Size: 2 1/8" high by 1 1/2" diameter.
Price: $330 SOLD.
The grand dame of Santa Clara potters is the late Margaret Tafoya, then 95 year old. Well known Tafoya potters include her daughter, Toni Roller and her sons, Cliff and Jeff. Another noted daughter of Margaret's is Mela Youngblood, now deceased, and her son and daughter, Nathan and Nancy Youngblood. A brother of Margaret, Camilio Tafoya's two children, Grace Medicine Flower and Joseph Lonewolf, have used sgraffito designs for innovative departures from classic Santa Clara styles. Another well-known daughter of Margaret's is Virginia Ebelacker.
The Suazo family has two outstanding, contemporary potters, Anita Suazo and Ron Suazo. When Anita was a small child, she began learning the Santa Clara potting techniques from her mother, Belen Tapia, a noted potter, herself. Anita works with the clasic Santa Clara carved designs, in black and red. From another branch of the family, Ron Suazo is noted for his matte finish pottery that may include a combination of both carving and incising on the pots and lids.
The Chavarria Family includes potters like Reycita Naranjo and Mary Singer.
The Gutierrez Family matriarch was Severa Tafoya, with other important members being brother and sister Margaret and Luther Gutierrez, Angela Baca, Tina, Greg and Virginia Garcia, and Paul Speckled Rock.
Other noted potters include Belen Tapia, Helen Shupla, Anita Suazo, Mary Cain and her grand-daughter, Tammy Garcia.
- Recommended reading - Check Amazon.com.

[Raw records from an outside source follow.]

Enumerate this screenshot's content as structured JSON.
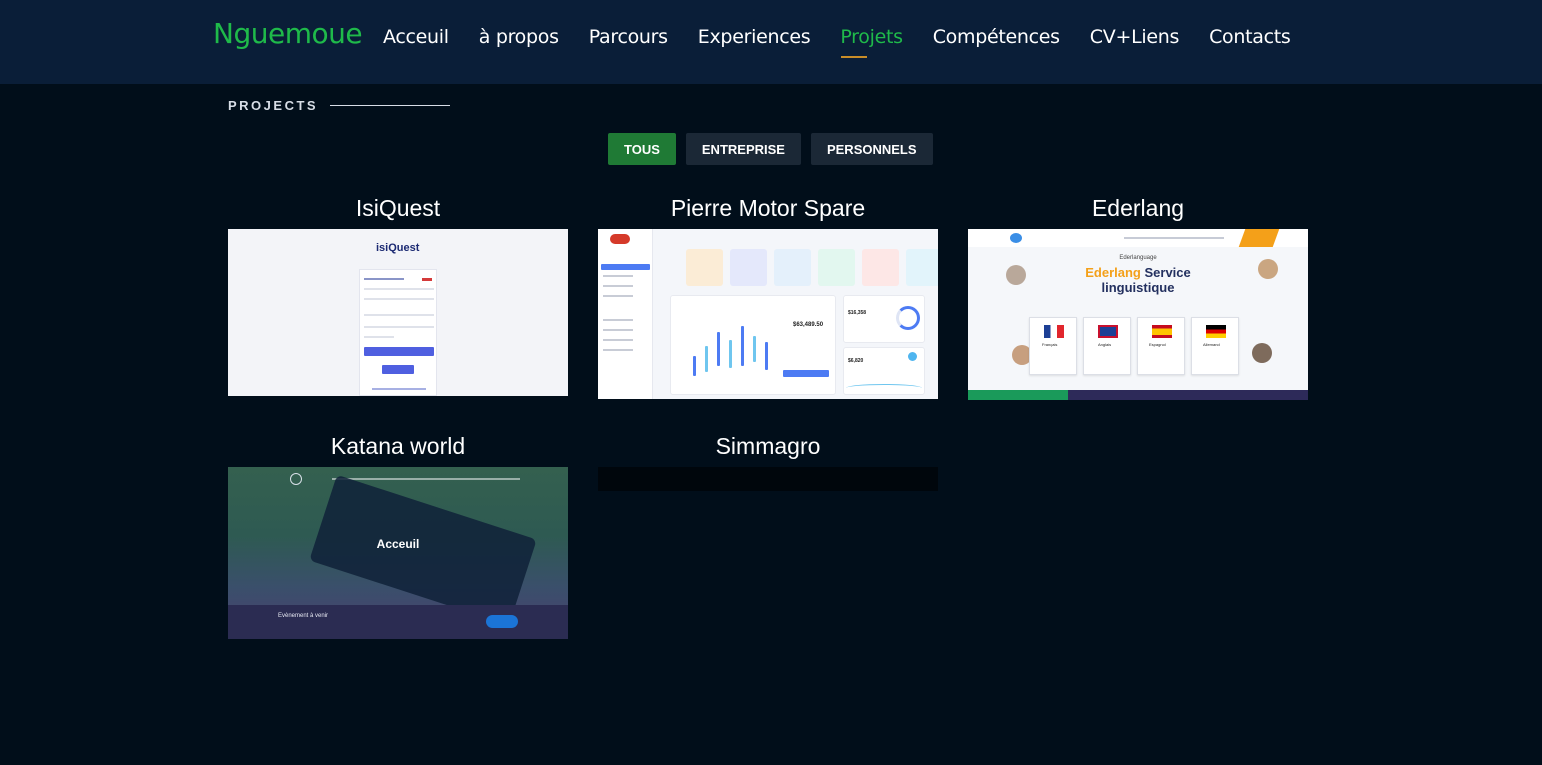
{
  "header": {
    "logo": "Nguemoue",
    "nav": [
      "Acceuil",
      "à propos",
      "Parcours",
      "Experiences",
      "Projets",
      "Compétences",
      "CV+Liens",
      "Contacts"
    ],
    "active_nav": "Projets"
  },
  "section": {
    "title": "PROJECTS"
  },
  "filters": [
    "TOUS",
    "ENTREPRISE",
    "PERSONNELS"
  ],
  "projects": [
    {
      "title": "IsiQuest",
      "thumb_brand": "isiQuest"
    },
    {
      "title": "Pierre Motor Spare",
      "thumb_stat_1": "$63,489.50",
      "thumb_stat_2": "$16,358",
      "thumb_stat_3": "$6,820"
    },
    {
      "title": "Ederlang",
      "thumb_kicker": "Ederlanguage",
      "thumb_head_1": "Ederlang",
      "thumb_head_2": "Service",
      "thumb_head_3": "linguistique",
      "thumb_langs": [
        "Français",
        "Anglais",
        "Espagnol",
        "Allemand"
      ]
    },
    {
      "title": "Katana world",
      "thumb_heading": "Acceuil",
      "thumb_footer": "Evènement à venir"
    },
    {
      "title": "Simmagro"
    }
  ],
  "colors": {
    "accent_green": "#1fba4a",
    "header_bg": "#0a1e38",
    "page_bg": "#010e1a",
    "active_filter": "#1f7a35"
  }
}
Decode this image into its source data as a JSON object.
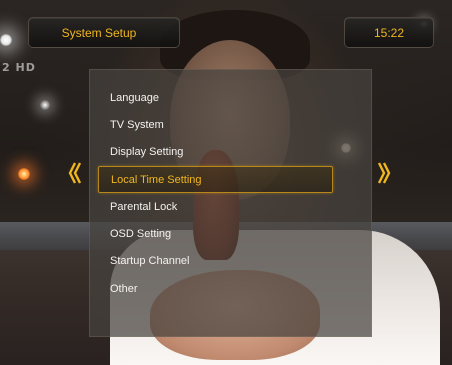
{
  "header": {
    "title": "System Setup",
    "clock": "15:22"
  },
  "channel_logo": "2 HD",
  "menu": {
    "items": [
      {
        "label": "Language"
      },
      {
        "label": "TV System"
      },
      {
        "label": "Display Setting"
      },
      {
        "label": "Local Time Setting"
      },
      {
        "label": "Parental Lock"
      },
      {
        "label": "OSD Setting"
      },
      {
        "label": "Startup Channel"
      },
      {
        "label": "Other"
      }
    ],
    "selected_index": 3
  },
  "nav": {
    "left_icon": "double-chevron-left-icon",
    "right_icon": "double-chevron-right-icon"
  },
  "colors": {
    "accent": "#f0b61e",
    "menu_text": "#f4f2ef",
    "panel_bg": "#46423e"
  }
}
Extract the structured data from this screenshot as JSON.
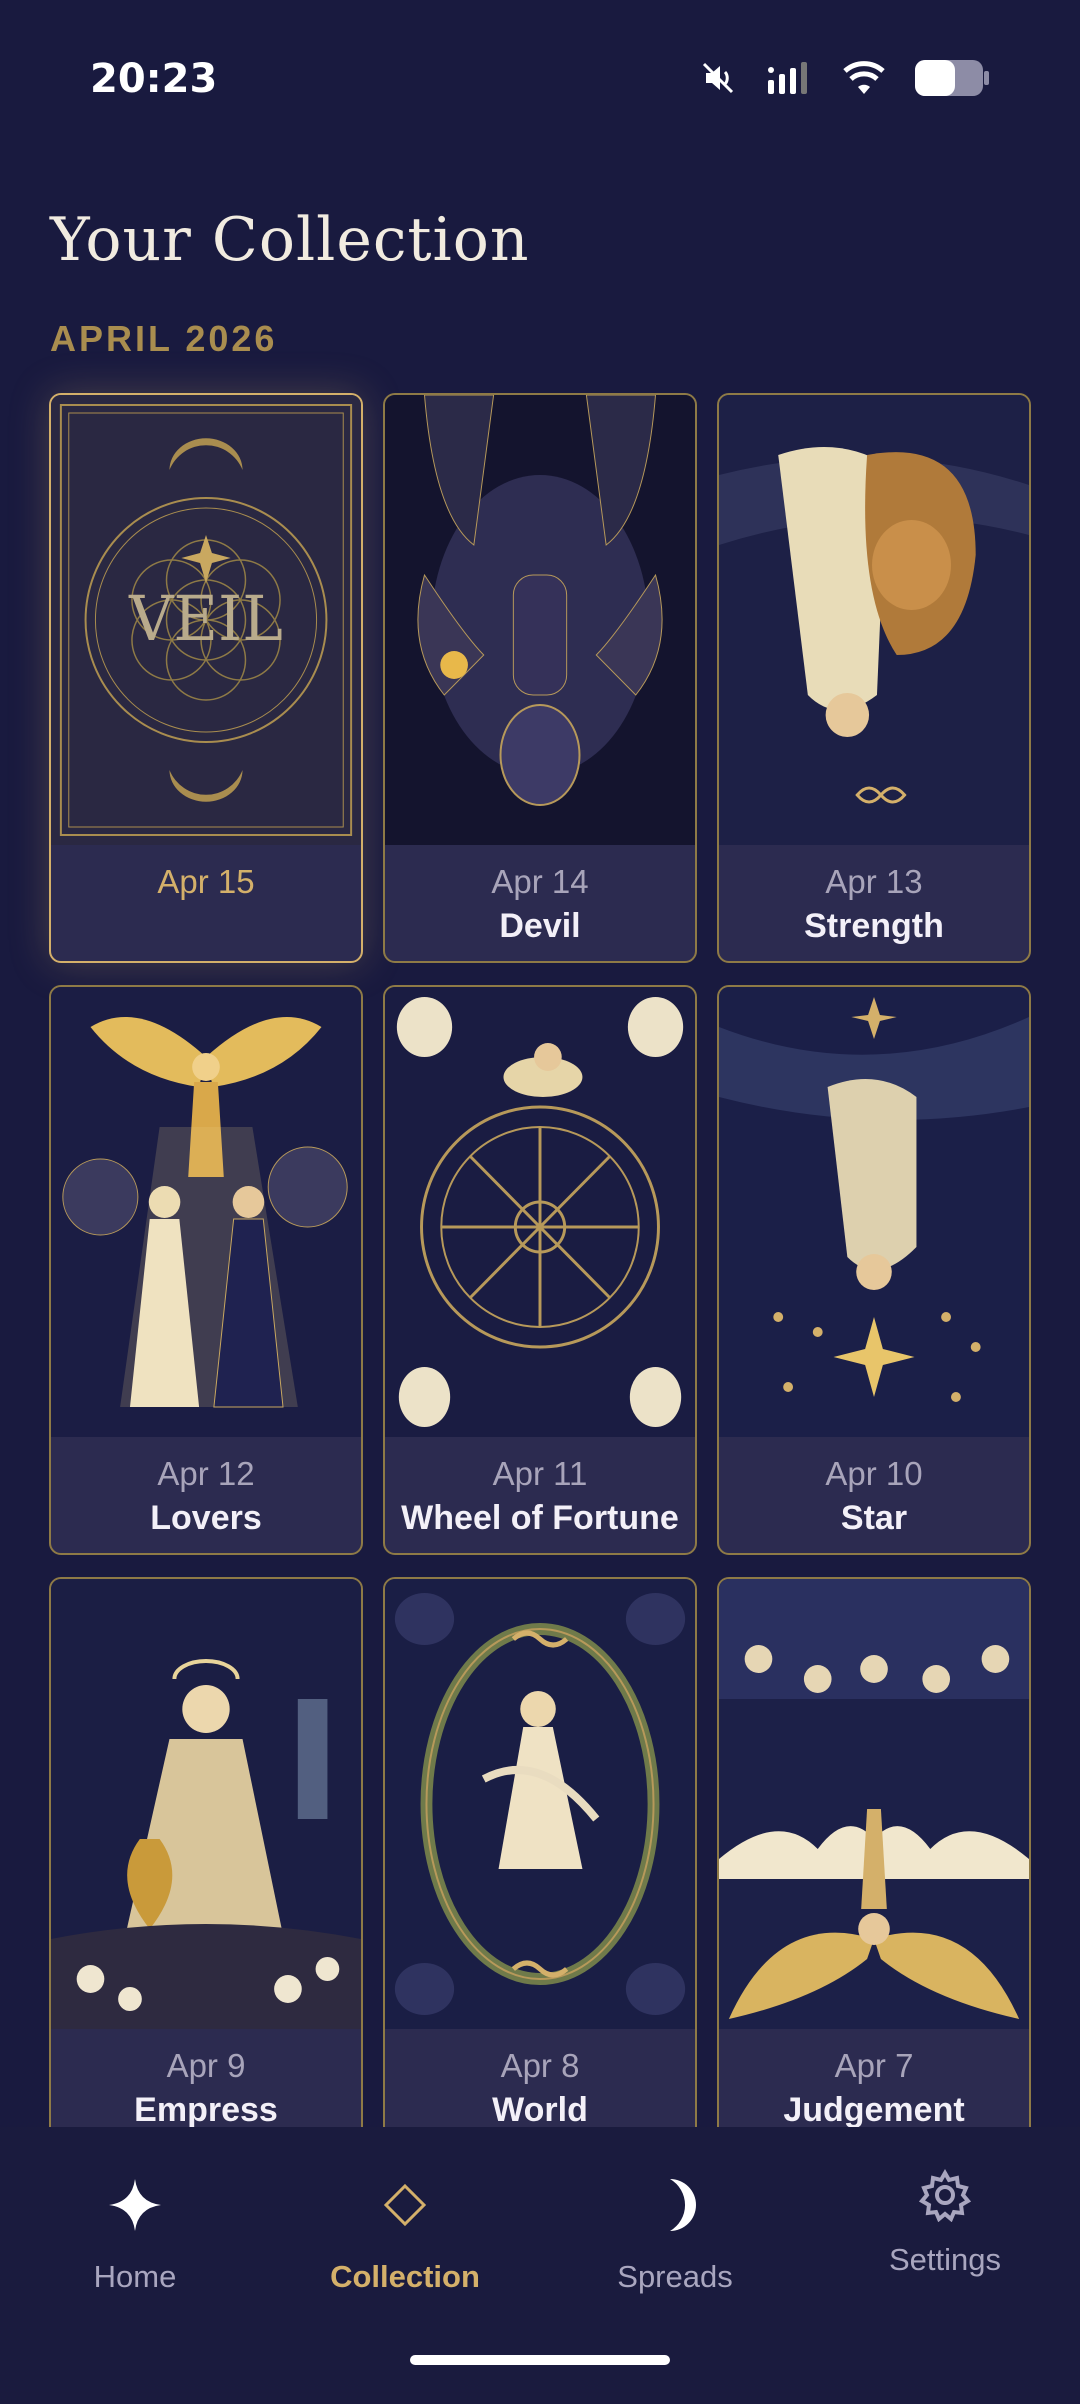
{
  "status_bar": {
    "time": "20:23",
    "icons": [
      "mute-icon",
      "signal-icon",
      "wifi-icon",
      "battery-icon"
    ]
  },
  "page_title": "Your Collection",
  "section_label": "APRIL 2026",
  "colors": {
    "background": "#191a3f",
    "accent_gold": "#d4b06a",
    "card_footer": "#2c2b50",
    "card_border": "#8e7a46"
  },
  "cards": [
    {
      "date": "Apr 15",
      "name": "",
      "art": "veil-card-back",
      "selected": true
    },
    {
      "date": "Apr 14",
      "name": "Devil",
      "art": "devil-card-art"
    },
    {
      "date": "Apr 13",
      "name": "Strength",
      "art": "strength-card-art"
    },
    {
      "date": "Apr 12",
      "name": "Lovers",
      "art": "lovers-card-art"
    },
    {
      "date": "Apr 11",
      "name": "Wheel of Fortune",
      "art": "wheel-card-art"
    },
    {
      "date": "Apr 10",
      "name": "Star",
      "art": "star-card-art"
    },
    {
      "date": "Apr 9",
      "name": "Empress",
      "art": "empress-card-art"
    },
    {
      "date": "Apr 8",
      "name": "World",
      "art": "world-card-art"
    },
    {
      "date": "Apr 7",
      "name": "Judgement",
      "art": "judgement-card-art"
    }
  ],
  "veil_text": "VEIL",
  "nav": {
    "items": [
      {
        "label": "Home",
        "icon": "sparkle-icon"
      },
      {
        "label": "Collection",
        "icon": "diamond-icon",
        "active": true
      },
      {
        "label": "Spreads",
        "icon": "moon-icon"
      },
      {
        "label": "Settings",
        "icon": "gear-icon"
      }
    ]
  }
}
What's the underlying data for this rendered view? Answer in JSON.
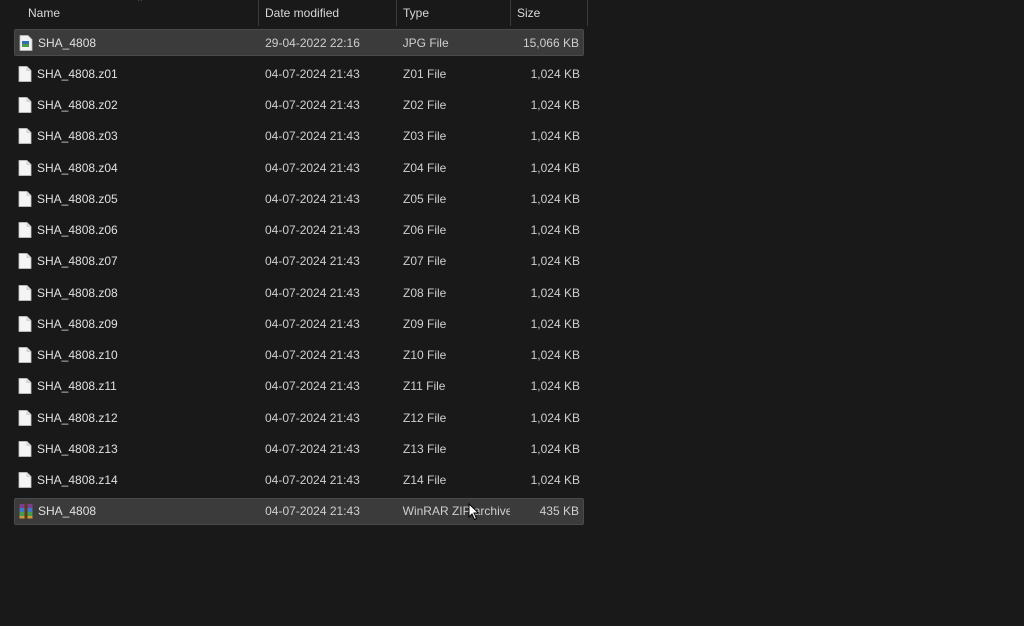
{
  "columns": {
    "name": "Name",
    "date": "Date modified",
    "type": "Type",
    "size": "Size"
  },
  "files": [
    {
      "name": "SHA_4808",
      "date": "29-04-2022 22:16",
      "type": "JPG File",
      "size": "15,066 KB",
      "icon": "image-file-icon",
      "selected": true
    },
    {
      "name": "SHA_4808.z01",
      "date": "04-07-2024 21:43",
      "type": "Z01 File",
      "size": "1,024 KB",
      "icon": "blank-file-icon",
      "selected": false
    },
    {
      "name": "SHA_4808.z02",
      "date": "04-07-2024 21:43",
      "type": "Z02 File",
      "size": "1,024 KB",
      "icon": "blank-file-icon",
      "selected": false
    },
    {
      "name": "SHA_4808.z03",
      "date": "04-07-2024 21:43",
      "type": "Z03 File",
      "size": "1,024 KB",
      "icon": "blank-file-icon",
      "selected": false
    },
    {
      "name": "SHA_4808.z04",
      "date": "04-07-2024 21:43",
      "type": "Z04 File",
      "size": "1,024 KB",
      "icon": "blank-file-icon",
      "selected": false
    },
    {
      "name": "SHA_4808.z05",
      "date": "04-07-2024 21:43",
      "type": "Z05 File",
      "size": "1,024 KB",
      "icon": "blank-file-icon",
      "selected": false
    },
    {
      "name": "SHA_4808.z06",
      "date": "04-07-2024 21:43",
      "type": "Z06 File",
      "size": "1,024 KB",
      "icon": "blank-file-icon",
      "selected": false
    },
    {
      "name": "SHA_4808.z07",
      "date": "04-07-2024 21:43",
      "type": "Z07 File",
      "size": "1,024 KB",
      "icon": "blank-file-icon",
      "selected": false
    },
    {
      "name": "SHA_4808.z08",
      "date": "04-07-2024 21:43",
      "type": "Z08 File",
      "size": "1,024 KB",
      "icon": "blank-file-icon",
      "selected": false
    },
    {
      "name": "SHA_4808.z09",
      "date": "04-07-2024 21:43",
      "type": "Z09 File",
      "size": "1,024 KB",
      "icon": "blank-file-icon",
      "selected": false
    },
    {
      "name": "SHA_4808.z10",
      "date": "04-07-2024 21:43",
      "type": "Z10 File",
      "size": "1,024 KB",
      "icon": "blank-file-icon",
      "selected": false
    },
    {
      "name": "SHA_4808.z11",
      "date": "04-07-2024 21:43",
      "type": "Z11 File",
      "size": "1,024 KB",
      "icon": "blank-file-icon",
      "selected": false
    },
    {
      "name": "SHA_4808.z12",
      "date": "04-07-2024 21:43",
      "type": "Z12 File",
      "size": "1,024 KB",
      "icon": "blank-file-icon",
      "selected": false
    },
    {
      "name": "SHA_4808.z13",
      "date": "04-07-2024 21:43",
      "type": "Z13 File",
      "size": "1,024 KB",
      "icon": "blank-file-icon",
      "selected": false
    },
    {
      "name": "SHA_4808.z14",
      "date": "04-07-2024 21:43",
      "type": "Z14 File",
      "size": "1,024 KB",
      "icon": "blank-file-icon",
      "selected": false
    },
    {
      "name": "SHA_4808",
      "date": "04-07-2024 21:43",
      "type": "WinRAR ZIP archive",
      "size": "435 KB",
      "icon": "winrar-archive-icon",
      "selected": true
    }
  ],
  "colors": {
    "background": "#191919",
    "selection": "#3b3b3b",
    "text": "#e0e0e0"
  }
}
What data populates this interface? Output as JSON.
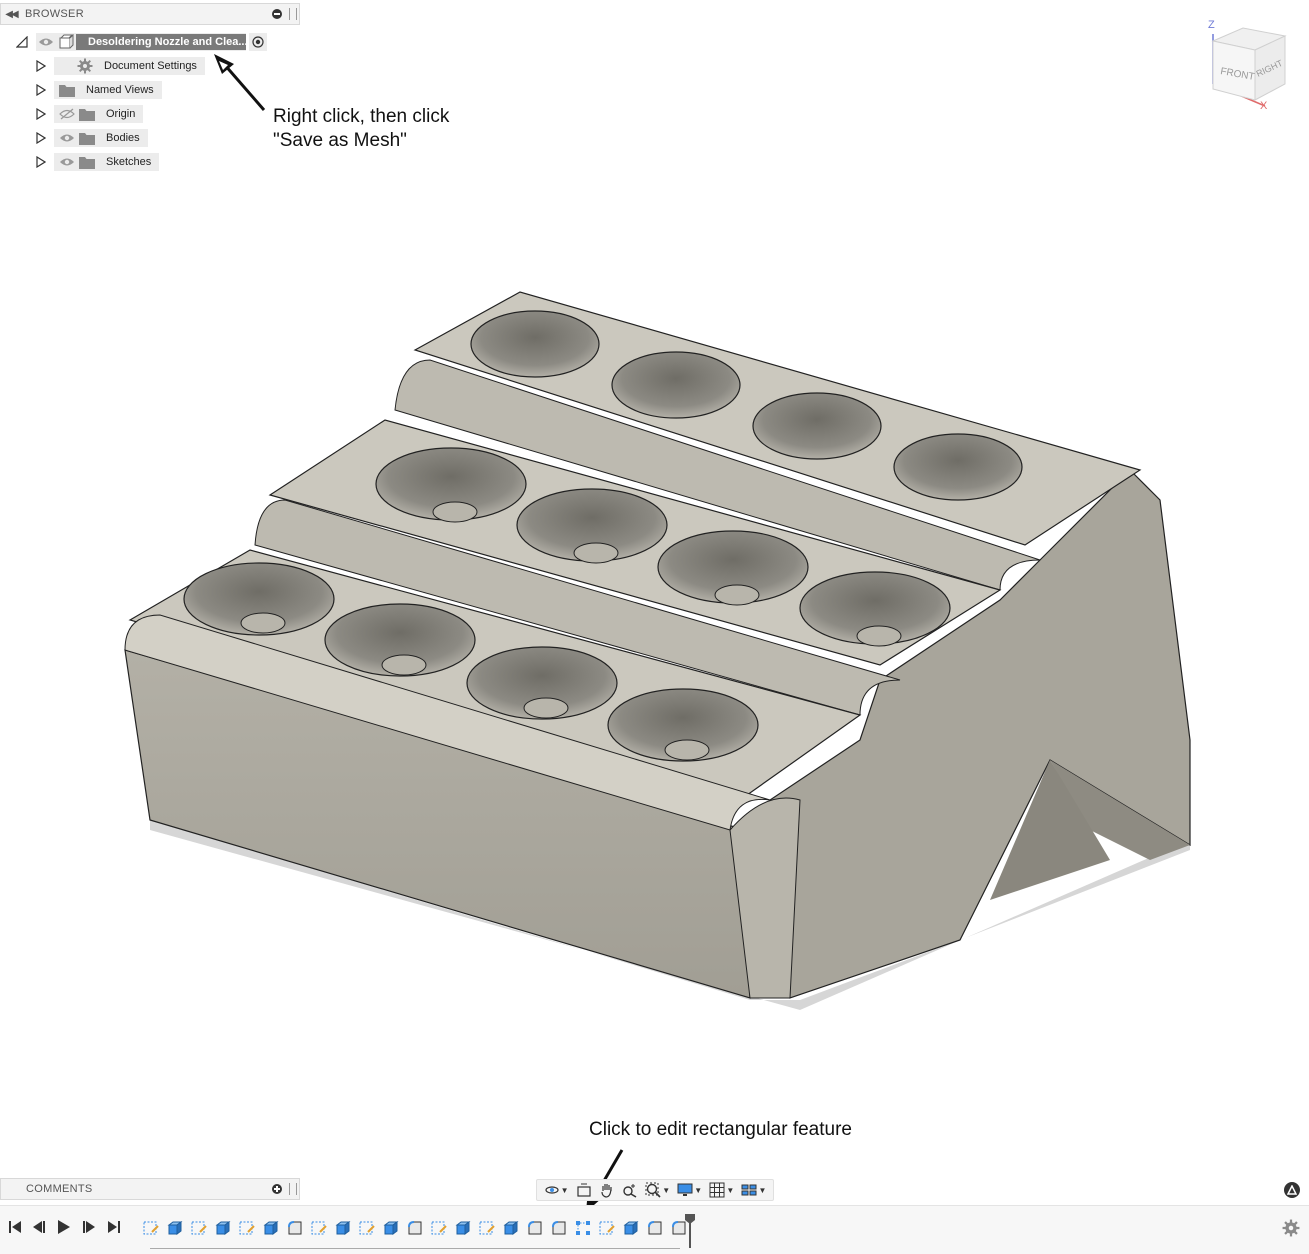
{
  "browser": {
    "title": "BROWSER",
    "root": {
      "label": "Desoldering Nozzle and Clea..."
    },
    "items": [
      {
        "label": "Document Settings",
        "icon": "gear-icon",
        "visible": null
      },
      {
        "label": "Named Views",
        "icon": "folder-icon",
        "visible": null
      },
      {
        "label": "Origin",
        "icon": "folder-icon",
        "visible": false
      },
      {
        "label": "Bodies",
        "icon": "folder-icon",
        "visible": true
      },
      {
        "label": "Sketches",
        "icon": "folder-icon",
        "visible": true
      }
    ]
  },
  "annotations": {
    "top_line1": "Right click, then click",
    "top_line2": "\"Save as Mesh\"",
    "bottom": "Click to edit rectangular feature"
  },
  "comments": {
    "title": "COMMENTS"
  },
  "viewcube": {
    "front": "FRONT",
    "right": "RIGHT",
    "z": "Z",
    "x": "X"
  },
  "colors": {
    "model_top": "#c9c6bc",
    "model_side": "#a9a69c",
    "accent_blue": "#3a8ee6",
    "axis_z": "#6f7bd6",
    "axis_x": "#e06b6b"
  },
  "timeline": {
    "features": [
      "sketch",
      "extrude",
      "sketch",
      "extrude",
      "sketch",
      "extrude",
      "fillet",
      "sketch",
      "extrude",
      "sketch",
      "extrude",
      "fillet",
      "sketch",
      "extrude",
      "sketch",
      "extrude",
      "fillet",
      "fillet",
      "rect-pattern",
      "sketch",
      "extrude",
      "fillet",
      "fillet"
    ]
  }
}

They stock most of these titles.
- Margaret Tafoya, A Tewa Potter's Heritage and Legacy by Mary Ellen and Lawrence Blair, Schiffer Publishing, Ltd., $55.00 (cloth);
- Southwestern Pottery, Anasazi to Zuni by Allan Hayes and John Blom, Northland Publishing, $21.95 (paper);
- Fourteen Families in Pueblo Pottery, by Rick Dillingham, University of New Mexico Press, $37.50 (paper);
- Hopi Pottery Symbols by Alex Patterson, Johnson Books, $17.95 (paper);
- Nampeyo and her Legacy by Barbara Kramer, University of New Mexico Press, $39.95 (cloth);
- Talking with the Clay, by Stephen Trimble, $15.95 (paper);
- Pueblo Storyteller by Barbara A. Babcock, $25.95 (paper);
- Generations In Clay, by Alfred E. Dittert, Jr., and Fred Plog, Northland Press;
- Living Tradition of Maria Martinezby Susan Peterson, $45.00 (paper)